Iran on Wednesday rejected plans for it to send most of its stocks of low-enriched uranium abroad, delivering a severe blow to UN-brokered efforts to allay Western concerns over its nuclear ambitions. Foreign Minister Manouchehr Mottaki said Iran has ruled out proposals backed by the major powers for it to ship out more than 70 percent of its stocks before receiving any nuclear fuel in return, the ISNA news agency reported. France, which had been set to play a central role in the proposed deal, swiftly expressed disappointment with the Iranian position. "There is a clear and negative response from the Iranians," Foreign Minister Bernard Kouchner said, adding that France will nevertheless continue to speak with Iran. France slams Iran's stance Mottaki said Iran is prepared to consider the idea of a simultaneous exchange of uranium for fuel but the UN nuclear watchdog, which has been brokering the negotiations, has already said that idea is unacceptable to the Western powers. "We will definitely not send out our 3.5 percent enriched uranium," Mottaki said. He said Tehran is ready to "consider swapping the fuel simultaneously in Iran" and is prepared to enter new talks with the major powers.
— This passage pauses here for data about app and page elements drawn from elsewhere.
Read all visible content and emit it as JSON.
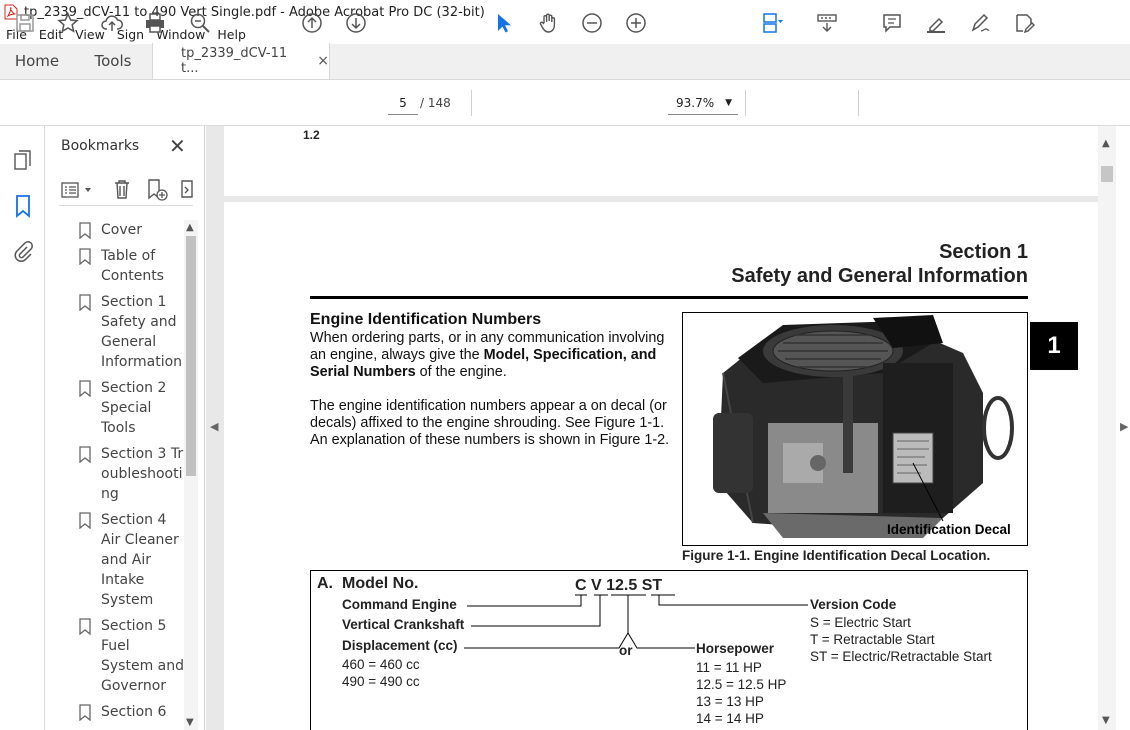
{
  "window": {
    "title": "tp_2339_dCV-11 to 490 Vert Single.pdf - Adobe Acrobat Pro DC (32-bit)"
  },
  "menu": [
    "File",
    "Edit",
    "View",
    "Sign",
    "Window",
    "Help"
  ],
  "tabs": {
    "home": "Home",
    "tools": "Tools",
    "doc": "tp_2339_dCV-11 t...",
    "close": "×"
  },
  "toolbar": {
    "page_current": "5",
    "page_total": "/ 148",
    "zoom": "93.7%"
  },
  "bookmarks": {
    "title": "Bookmarks",
    "items": [
      "Cover",
      "Table of Contents",
      "Section 1 Safety and General Information",
      "Section 2 Special Tools",
      "Section 3 Troubleshooting",
      "Section 4 Air Cleaner and Air Intake System",
      "Section 5 Fuel System and Governor",
      "Section 6"
    ]
  },
  "doc": {
    "prev_page_label": "1.2",
    "section_line1": "Section 1",
    "section_line2": "Safety and General Information",
    "section_tab": "1",
    "heading": "Engine Identification Numbers",
    "para1_a": "When ordering parts, or in any communication involving an engine, always give the ",
    "para1_b": "Model, Specification, and Serial Numbers",
    "para1_c": " of the engine.",
    "para2": "The engine identification numbers appear a on decal (or decals) affixed to the engine shrouding. See Figure 1-1. An explanation of these numbers is shown in Figure 1-2.",
    "fig_label": "Identification Decal",
    "fig_caption": "Figure 1-1. Engine Identification Decal Location.",
    "model": {
      "section_letter": "A.",
      "title": "Model No.",
      "code": "C V 12.5 ST",
      "command_engine": "Command Engine",
      "vertical_crankshaft": "Vertical Crankshaft",
      "displacement": "Displacement (cc)",
      "disp_values": [
        "460 = 460 cc",
        "490 = 490 cc"
      ],
      "or": "or",
      "horsepower": "Horsepower",
      "hp_values": [
        "11 = 11 HP",
        "12.5 = 12.5 HP",
        "13 = 13 HP",
        "14 = 14 HP"
      ],
      "version_code": "Version Code",
      "version_values": [
        "S = Electric Start",
        "T = Retractable Start",
        "ST = Electric/Retractable Start"
      ]
    }
  }
}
But International Atomic Energy Agency (IAEA) chief Mohamed ElBaradei already made clear earlier this month that there is no possibility of changing the provision for Iran to ship out its uranium stocks before receiving higher enriched fuel for a Tehran research reactor. A simultaneous exchange "would not defuse the crisis, and the whole idea is to defuse the crisis," ElBaradei said in an interview with the New York Times. Western leaders have expressed fears that Iran might covertly divert some of its uranium stocks and enrich them further to the much higher levels of purity required to make an atomic bomb, an ambition Iranian officials strongly deny. Western governments support the UN-brokered deal because they believe it would leave Iran with insufficient stocks of low-enriched uranium with which to make a bomb. Iran's envoy to the UN nuclear watchdog Ali Asghar Soltanieh said the main problem is a lack of trust between Tehran and Washington after three decades of diplomatic rupture. (Read more...)